Strong growth from Suzlon

Strong growth from Suzlon
Comment E-mail Print Share
First Published: Tue, May 20 2008. 11 58 PM IST

Updated: Tue, May 20 2008. 11 58 PM IST
The Suzlon Energy Ltd scrip gained 3.4% in a weak market on Tuesday, on the back of the company’s consolidated net profit rising to Rs456.51 crore, without taking minority interests into account, in the March quarter from Rs358.98 crore in the year-ago period.
The company has set aside Rs103 crore during the quarter for a retrofit programme to resolve cracks in the blades of turbines it makes. According to the company management, the programme has started and, at present, the company does not envisage further provisions in this regard. The company has accounted for these expenses as exceptional items, and “profits after tax and before exceptional items” have risen by 50%.
Earnings before interest, tax and depreciation (before exceptionals) rose 46% year-on-year. Interestingly, in spite of the rise in raw material costs, Ebitda margins increased to 14.7% in the fourth quarter compared with 12.3% in the third quarter. The management attributes this to a rise in realizations, brought about by better product and market mix, and through higher prices. Interest charges have been brought down by the replacement of loans with zero-coupon bonds.
The order book continues to rise, with the backlog at 3,454MW as of May 2008, compared with 3,251MW at the end of December 2007. The Suzlon management said at a conference call that the realization on these orders would be better than current realizations.
Not everything is hunky-dory, however.

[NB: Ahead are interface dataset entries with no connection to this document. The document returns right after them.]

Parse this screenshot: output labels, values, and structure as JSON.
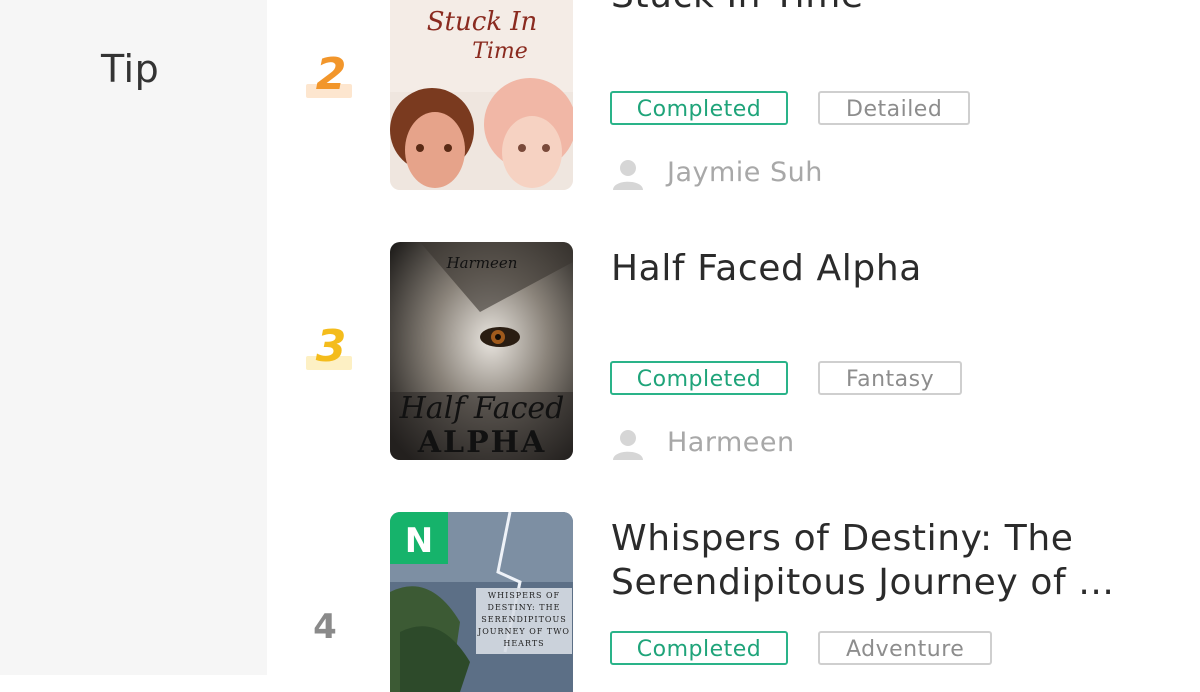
{
  "sidebar": {
    "active_label": "Tip"
  },
  "books": [
    {
      "rank": "2",
      "title": "Stuck In Time",
      "status": "Completed",
      "genre": "Detailed",
      "author": "Jaymie Suh",
      "cover_text": [
        "Stuck In",
        "Time"
      ]
    },
    {
      "rank": "3",
      "title": "Half Faced Alpha",
      "status": "Completed",
      "genre": "Fantasy",
      "author": "Harmeen",
      "cover_text": [
        "Harmeen",
        "Half Faced",
        "ALPHA"
      ]
    },
    {
      "rank": "4",
      "title": "Whispers of Destiny: The Serendipitous Journey of ...",
      "status": "Completed",
      "genre": "Adventure",
      "cover_text": [
        "WHISPERS OF",
        "DESTINY: THE",
        "SERENDIPITOUS",
        "JOURNEY OF TWO",
        "HEARTS"
      ],
      "cover_badge": "N"
    }
  ],
  "colors": {
    "rank_2": "#f2962b",
    "rank_3": "#f4bc1c",
    "rank_4": "#8a8a8a",
    "status_green": "#1fa47a",
    "badge_green": "#16b36b"
  },
  "icons": {
    "author": "person-icon"
  }
}
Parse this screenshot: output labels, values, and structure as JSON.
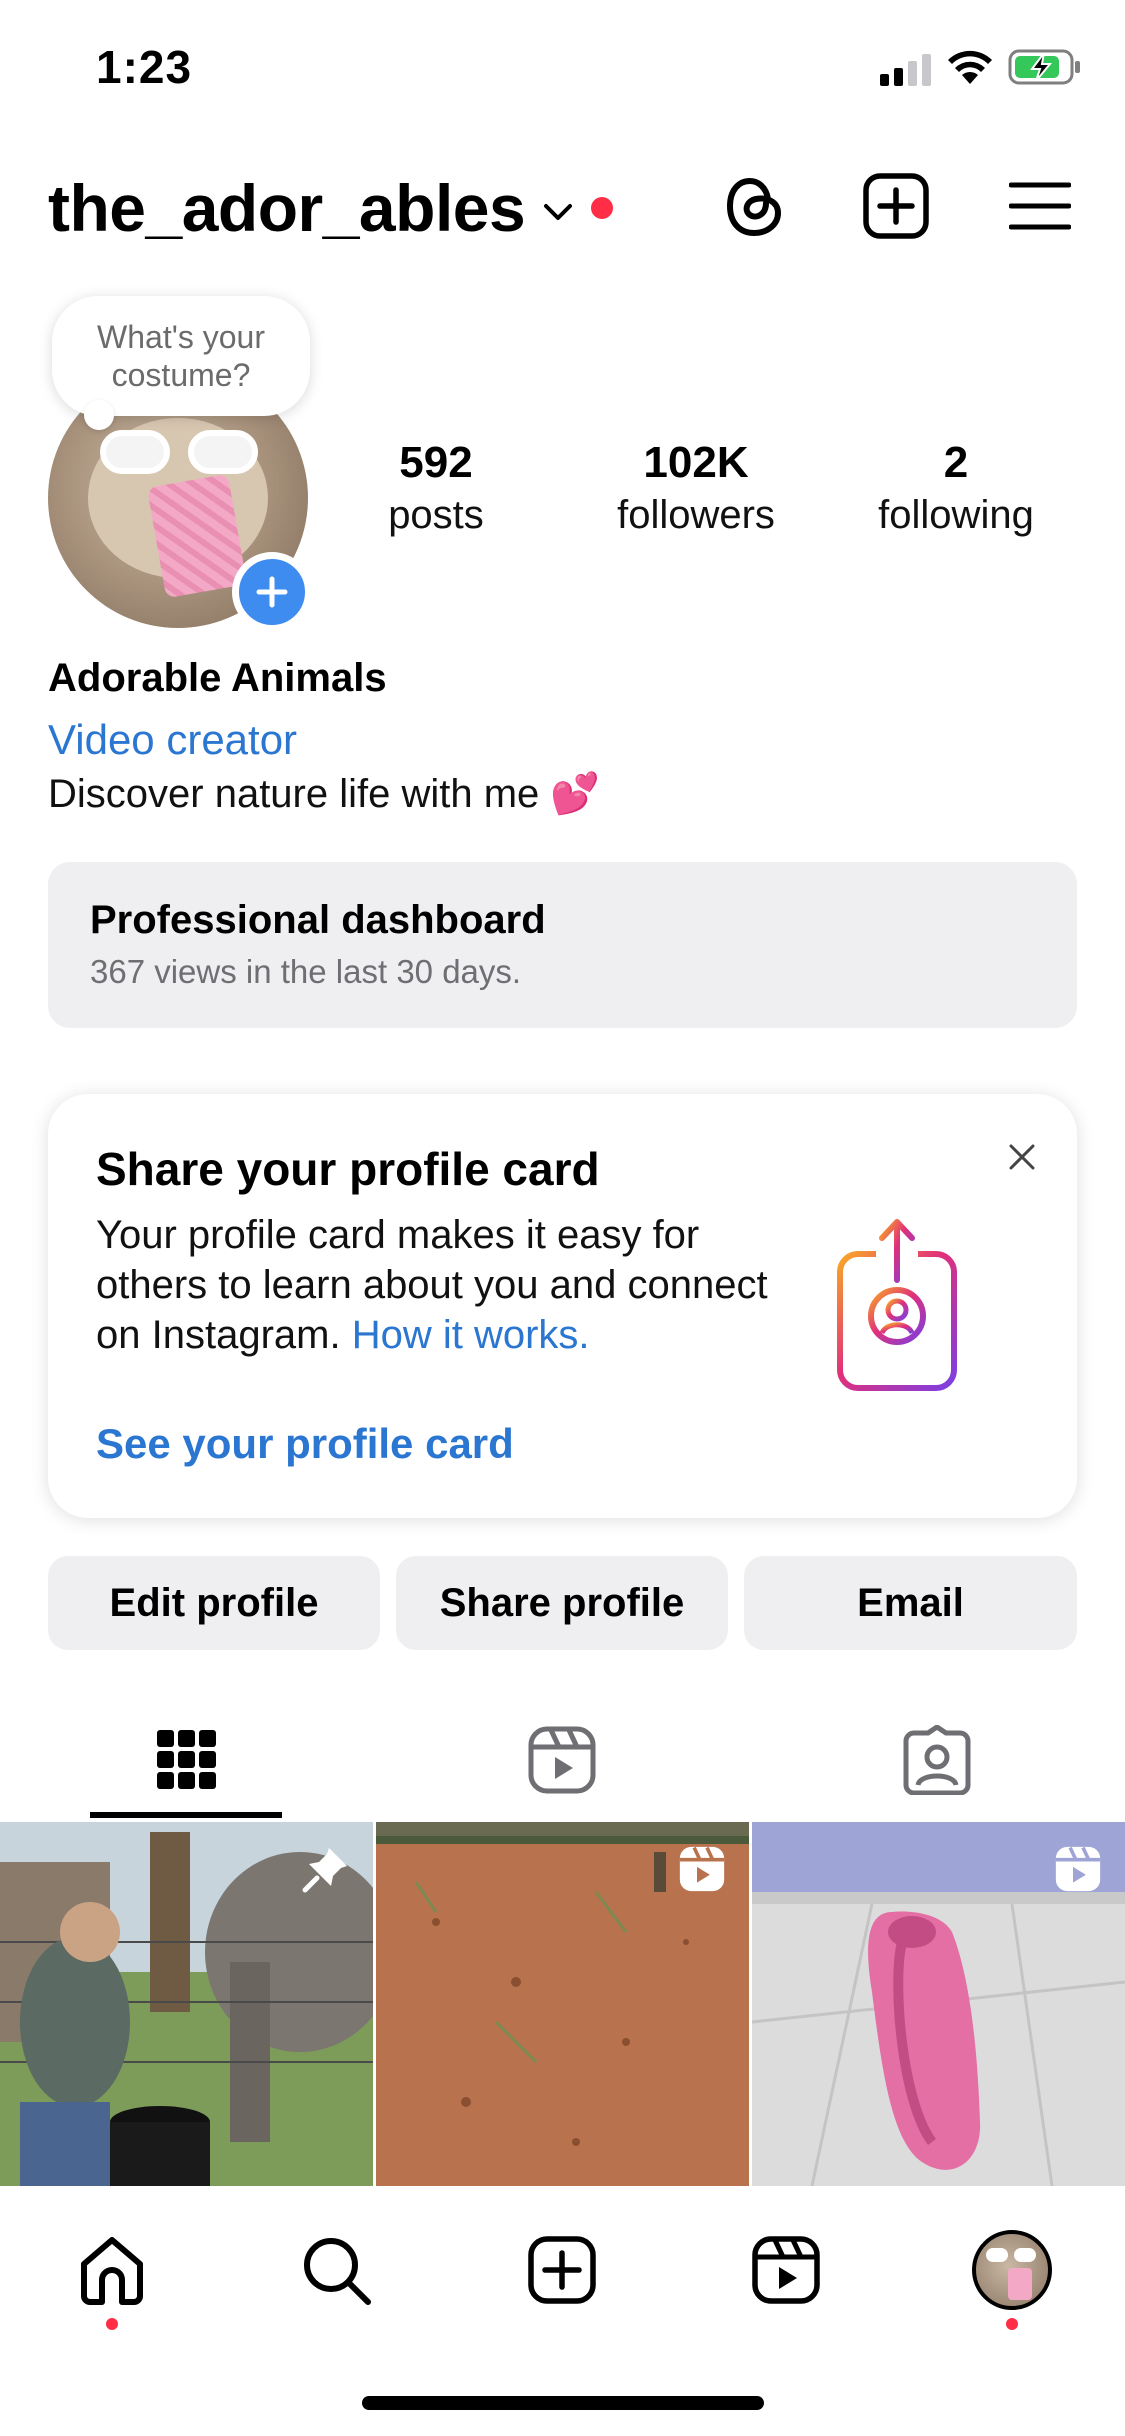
{
  "status_bar": {
    "time": "1:23",
    "signal_icon": "cellular-signal-icon",
    "wifi_icon": "wifi-icon",
    "battery_icon": "battery-charging-icon"
  },
  "header": {
    "username": "the_ador_ables",
    "threads_icon": "threads-icon",
    "create_icon": "plus-square-icon",
    "menu_icon": "hamburger-menu-icon"
  },
  "profile": {
    "note": "What's your costume?",
    "stats": [
      {
        "value": "592",
        "label": "posts"
      },
      {
        "value": "102K",
        "label": "followers"
      },
      {
        "value": "2",
        "label": "following"
      }
    ],
    "display_name": "Adorable Animals",
    "category": "Video creator",
    "bio": "Discover nature life with me 💕"
  },
  "dashboard": {
    "title": "Professional dashboard",
    "subtitle": "367 views in the last 30 days."
  },
  "profile_card": {
    "title": "Share your profile card",
    "description": "Your profile card makes it easy for others to learn about you and connect on Instagram.",
    "how_link": "How it works.",
    "cta": "See your profile card"
  },
  "actions": {
    "edit": "Edit profile",
    "share": "Share profile",
    "email": "Email"
  },
  "tabs": [
    {
      "icon": "grid-icon",
      "active": true
    },
    {
      "icon": "reels-icon",
      "active": false
    },
    {
      "icon": "tagged-icon",
      "active": false
    }
  ],
  "posts": [
    {
      "badge": "pin-icon"
    },
    {
      "badge": "reels-icon"
    },
    {
      "badge": "reels-icon"
    }
  ],
  "bottom_nav": [
    {
      "icon": "home-icon",
      "notification": true
    },
    {
      "icon": "search-icon",
      "notification": false
    },
    {
      "icon": "create-icon",
      "notification": false
    },
    {
      "icon": "reels-icon",
      "notification": false
    },
    {
      "icon": "profile-avatar",
      "notification": true
    }
  ],
  "colors": {
    "accent_blue": "#2a76d1",
    "notification_red": "#ff2d46",
    "button_gray": "#efeff1"
  }
}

Apart from the cracks in the blades, which had sent the Suzlon stock plummeting earlier in the year, there are continuing problems with sourcing components, and soaring raw material costs could pressure margins. Replying to a question, the management said that while the company could pass on 60% of the rise in costs, 40% may have to be absorbed.

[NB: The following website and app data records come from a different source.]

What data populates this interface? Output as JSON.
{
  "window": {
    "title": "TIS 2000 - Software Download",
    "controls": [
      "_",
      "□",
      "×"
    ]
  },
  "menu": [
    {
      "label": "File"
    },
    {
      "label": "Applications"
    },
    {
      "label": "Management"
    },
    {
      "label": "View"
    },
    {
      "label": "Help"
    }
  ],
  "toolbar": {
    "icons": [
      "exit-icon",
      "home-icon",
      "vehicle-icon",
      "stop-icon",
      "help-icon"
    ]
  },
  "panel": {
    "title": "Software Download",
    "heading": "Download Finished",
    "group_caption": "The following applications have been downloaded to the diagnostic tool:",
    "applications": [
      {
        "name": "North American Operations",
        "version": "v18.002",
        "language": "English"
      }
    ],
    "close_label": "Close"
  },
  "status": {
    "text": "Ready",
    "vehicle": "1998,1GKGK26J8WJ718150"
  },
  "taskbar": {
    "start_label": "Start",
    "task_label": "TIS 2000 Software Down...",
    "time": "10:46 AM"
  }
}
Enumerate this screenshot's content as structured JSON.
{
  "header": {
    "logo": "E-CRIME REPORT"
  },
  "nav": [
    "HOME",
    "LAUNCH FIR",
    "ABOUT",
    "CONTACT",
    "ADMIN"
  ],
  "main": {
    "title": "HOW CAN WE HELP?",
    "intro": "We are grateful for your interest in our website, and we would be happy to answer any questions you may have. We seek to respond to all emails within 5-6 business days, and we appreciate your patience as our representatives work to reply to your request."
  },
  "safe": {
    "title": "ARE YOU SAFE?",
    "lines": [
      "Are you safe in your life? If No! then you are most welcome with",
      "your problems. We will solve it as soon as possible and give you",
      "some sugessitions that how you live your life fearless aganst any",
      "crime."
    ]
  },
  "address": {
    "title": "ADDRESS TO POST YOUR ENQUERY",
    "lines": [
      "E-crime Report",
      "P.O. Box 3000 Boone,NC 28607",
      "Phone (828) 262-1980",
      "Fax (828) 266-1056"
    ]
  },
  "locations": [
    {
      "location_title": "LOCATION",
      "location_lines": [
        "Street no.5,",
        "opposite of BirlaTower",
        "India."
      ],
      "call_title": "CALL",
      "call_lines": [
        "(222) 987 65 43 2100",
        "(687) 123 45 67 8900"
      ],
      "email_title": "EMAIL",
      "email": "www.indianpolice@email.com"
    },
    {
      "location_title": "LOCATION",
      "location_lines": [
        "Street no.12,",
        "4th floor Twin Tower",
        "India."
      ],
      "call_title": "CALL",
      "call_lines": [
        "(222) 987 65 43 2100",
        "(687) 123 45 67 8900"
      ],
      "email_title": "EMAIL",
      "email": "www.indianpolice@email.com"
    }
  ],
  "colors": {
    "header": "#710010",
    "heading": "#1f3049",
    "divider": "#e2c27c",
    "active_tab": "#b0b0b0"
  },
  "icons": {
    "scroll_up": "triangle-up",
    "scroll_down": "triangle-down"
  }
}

However, the company also pointed out that rising volumes and economies of scale could offset some of these costs.
As for reports on a sale of part of its stake in German company Repower Systems AG, the management said its strategy on the company had not changed. Suzlon also has enough funds for all its capex programmes as well as for buying out Areva’s stake in terms of the put option that the latter has of selling its stake in Repower.
There’s little doubt that with oil prices going through the roof and with the attention on global warming, wind energy will see strong growth. Suzlon, with its large capex programme, will no doubt cash in on this growth. The problem is, at 29 times consensus FY09 earnings, the stock is far from cheap.
BoB: no reason for the stock to underperform
The net interest income of Bank of Baroda (BoB) slipped by 2.4% in the March quarter compared with the year-ago period, and it was a combination of lower operating expenses and robust growth in non-interest income that allowed the state-run bank to post an operating profit growth of 9.47%.
While non-interest income, buttressed by treasury income and recoveries, was up 23.5%, operating expenses rose a mere 1.36%, thanks largely to lower employee expenses. The bank had made excess provisions for employee expenses in earlier quarters.
Growth in advances has been a strong 27.6%, so it’s not volumes that have pulled down net interest income. But, interest expended as a percentage of interest earned was at 69% in the March quarter, compared with 66.7% in the December quarter. The 50 basis points reduction in the bank’s benchmark prime lending rate during the quarter has hurt, as has the reduction in the proportion of low-cost current and savings accounts to 35.9% from 37.3% at end-December.
Nevertheless, the silver lining has been the reduction in non-performing assets (NPAs), with gross NPAs down to 1.84% from 2.11% at the end of December.
BoB has a high proportion of low-cost deposits, strong credit growth, low NPAs and high loan-loss coverage. Its mark-to-market losses are negligible. Yet, the stock is down much more than the Bankex index this year.
At its current price, the stock is just a tad above its consensus fiscal 2009 book value per share, which makes its valuation very attractive.
In view of its potential, there’s little reason for the stock to underperform the Bankex.
Write to us at marktomarket@livemint.com
Comment E-mail Print Share
First Published: Tue, May 20 2008. 11 58 PM IST